### Task brief
Skip the images and repeat every entry word for word.
#### Task data
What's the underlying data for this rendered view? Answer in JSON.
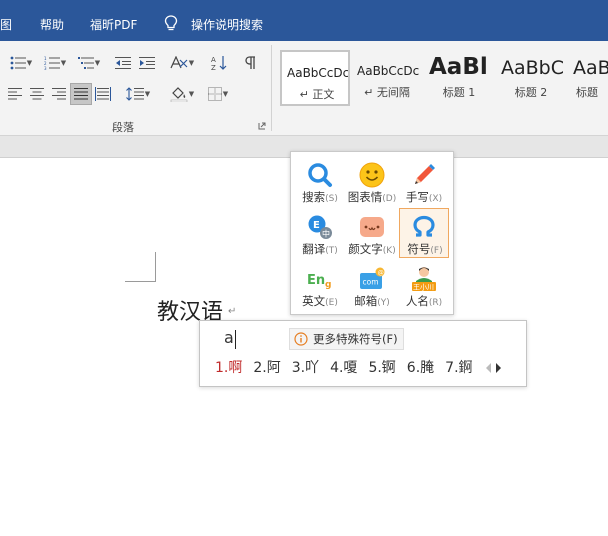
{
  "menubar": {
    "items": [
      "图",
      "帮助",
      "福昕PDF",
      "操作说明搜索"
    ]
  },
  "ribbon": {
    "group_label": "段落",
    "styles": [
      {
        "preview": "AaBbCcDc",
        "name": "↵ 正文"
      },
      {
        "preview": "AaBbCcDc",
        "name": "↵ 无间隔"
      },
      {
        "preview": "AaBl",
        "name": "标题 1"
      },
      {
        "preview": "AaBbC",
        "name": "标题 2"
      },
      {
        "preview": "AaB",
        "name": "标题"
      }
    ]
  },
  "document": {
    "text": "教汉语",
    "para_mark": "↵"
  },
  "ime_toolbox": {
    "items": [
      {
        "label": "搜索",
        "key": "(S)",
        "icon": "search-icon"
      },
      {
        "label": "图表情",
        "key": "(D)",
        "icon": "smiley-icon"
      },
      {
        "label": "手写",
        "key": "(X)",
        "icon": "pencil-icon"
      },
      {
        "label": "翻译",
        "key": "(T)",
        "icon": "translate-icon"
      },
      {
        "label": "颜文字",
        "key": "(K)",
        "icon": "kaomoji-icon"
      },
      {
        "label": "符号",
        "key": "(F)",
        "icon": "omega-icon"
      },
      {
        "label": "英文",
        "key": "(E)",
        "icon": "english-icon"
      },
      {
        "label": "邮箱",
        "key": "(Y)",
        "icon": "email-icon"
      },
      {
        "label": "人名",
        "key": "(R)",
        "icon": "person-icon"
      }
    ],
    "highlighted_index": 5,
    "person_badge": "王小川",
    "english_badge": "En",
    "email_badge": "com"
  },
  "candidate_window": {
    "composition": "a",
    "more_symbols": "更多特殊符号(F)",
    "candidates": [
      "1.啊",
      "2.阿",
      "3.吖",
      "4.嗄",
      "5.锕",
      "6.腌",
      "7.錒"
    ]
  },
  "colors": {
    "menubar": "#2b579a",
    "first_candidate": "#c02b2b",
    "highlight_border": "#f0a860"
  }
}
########
### Exercise answer
What's the underlying data for this rendered view? Answer in JSON.
{
  "menubar": {
    "items": [
      "图",
      "帮助",
      "福昕PDF",
      "操作说明搜索"
    ]
  },
  "ribbon": {
    "group_label": "段落",
    "styles": [
      {
        "preview": "AaBbCcDc",
        "name": "↵ 正文"
      },
      {
        "preview": "AaBbCcDc",
        "name": "↵ 无间隔"
      },
      {
        "preview": "AaBl",
        "name": "标题 1"
      },
      {
        "preview": "AaBbC",
        "name": "标题 2"
      },
      {
        "preview": "AaB",
        "name": "标题"
      }
    ]
  },
  "document": {
    "text": "教汉语",
    "para_mark": "↵"
  },
  "ime_toolbox": {
    "items": [
      {
        "label": "搜索",
        "key": "(S)",
        "icon": "search-icon"
      },
      {
        "label": "图表情",
        "key": "(D)",
        "icon": "smiley-icon"
      },
      {
        "label": "手写",
        "key": "(X)",
        "icon": "pencil-icon"
      },
      {
        "label": "翻译",
        "key": "(T)",
        "icon": "translate-icon"
      },
      {
        "label": "颜文字",
        "key": "(K)",
        "icon": "kaomoji-icon"
      },
      {
        "label": "符号",
        "key": "(F)",
        "icon": "omega-icon"
      },
      {
        "label": "英文",
        "key": "(E)",
        "icon": "english-icon"
      },
      {
        "label": "邮箱",
        "key": "(Y)",
        "icon": "email-icon"
      },
      {
        "label": "人名",
        "key": "(R)",
        "icon": "person-icon"
      }
    ],
    "highlighted_index": 5,
    "person_badge": "王小川",
    "english_badge": "En",
    "email_badge": "com"
  },
  "candidate_window": {
    "composition": "a",
    "more_symbols": "更多特殊符号(F)",
    "candidates": [
      "1.啊",
      "2.阿",
      "3.吖",
      "4.嗄",
      "5.锕",
      "6.腌",
      "7.錒"
    ]
  },
  "colors": {
    "menubar": "#2b579a",
    "first_candidate": "#c02b2b",
    "highlight_border": "#f0a860"
  }
}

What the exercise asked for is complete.